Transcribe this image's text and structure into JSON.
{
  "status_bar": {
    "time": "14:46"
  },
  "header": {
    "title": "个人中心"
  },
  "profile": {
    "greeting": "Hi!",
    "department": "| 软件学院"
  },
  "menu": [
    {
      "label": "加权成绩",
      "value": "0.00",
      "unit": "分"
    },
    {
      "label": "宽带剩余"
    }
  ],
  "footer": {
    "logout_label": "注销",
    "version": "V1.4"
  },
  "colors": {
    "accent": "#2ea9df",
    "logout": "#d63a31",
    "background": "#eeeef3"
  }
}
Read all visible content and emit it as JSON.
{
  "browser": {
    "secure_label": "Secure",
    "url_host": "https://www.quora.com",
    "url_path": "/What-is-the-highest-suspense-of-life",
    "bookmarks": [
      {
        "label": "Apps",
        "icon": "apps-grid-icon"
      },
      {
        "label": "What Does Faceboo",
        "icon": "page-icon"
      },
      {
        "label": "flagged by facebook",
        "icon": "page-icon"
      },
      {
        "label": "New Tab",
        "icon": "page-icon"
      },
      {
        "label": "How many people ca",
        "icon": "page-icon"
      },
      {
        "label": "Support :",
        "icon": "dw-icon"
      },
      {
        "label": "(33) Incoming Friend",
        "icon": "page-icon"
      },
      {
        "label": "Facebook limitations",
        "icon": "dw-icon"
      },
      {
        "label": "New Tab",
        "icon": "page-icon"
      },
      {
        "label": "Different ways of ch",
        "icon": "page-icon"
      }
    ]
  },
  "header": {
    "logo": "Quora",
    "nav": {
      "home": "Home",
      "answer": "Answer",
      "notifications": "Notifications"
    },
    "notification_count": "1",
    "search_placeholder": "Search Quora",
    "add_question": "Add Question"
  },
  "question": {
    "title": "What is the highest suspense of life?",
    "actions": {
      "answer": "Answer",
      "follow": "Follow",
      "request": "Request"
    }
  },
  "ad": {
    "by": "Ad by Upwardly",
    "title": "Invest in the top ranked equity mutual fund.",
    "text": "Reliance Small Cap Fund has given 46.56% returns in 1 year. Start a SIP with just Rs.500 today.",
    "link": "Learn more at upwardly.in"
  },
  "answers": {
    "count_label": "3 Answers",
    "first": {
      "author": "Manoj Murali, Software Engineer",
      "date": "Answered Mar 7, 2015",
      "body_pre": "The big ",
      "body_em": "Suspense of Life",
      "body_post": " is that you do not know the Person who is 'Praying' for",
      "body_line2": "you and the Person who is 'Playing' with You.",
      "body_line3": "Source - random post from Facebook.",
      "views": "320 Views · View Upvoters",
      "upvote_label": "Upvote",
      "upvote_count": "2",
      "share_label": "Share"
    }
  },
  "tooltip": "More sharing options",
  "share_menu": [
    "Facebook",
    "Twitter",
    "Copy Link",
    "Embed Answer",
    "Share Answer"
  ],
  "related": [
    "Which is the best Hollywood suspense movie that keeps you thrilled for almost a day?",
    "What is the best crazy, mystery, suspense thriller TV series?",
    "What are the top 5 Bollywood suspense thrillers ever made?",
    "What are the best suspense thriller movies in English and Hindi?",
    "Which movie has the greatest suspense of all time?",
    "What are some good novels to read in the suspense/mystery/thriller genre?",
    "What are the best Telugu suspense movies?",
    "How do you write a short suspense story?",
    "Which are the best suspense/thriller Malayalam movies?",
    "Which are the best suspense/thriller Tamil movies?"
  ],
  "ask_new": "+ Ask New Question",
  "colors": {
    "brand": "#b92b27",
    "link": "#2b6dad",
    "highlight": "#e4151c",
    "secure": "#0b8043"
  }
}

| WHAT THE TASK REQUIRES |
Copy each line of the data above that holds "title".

| TASK SOLUTION |
    "title": "个人中心"
    "title": "What is the highest suspense of life?",
    "title": "Invest in the top ranked equity mutual fund.",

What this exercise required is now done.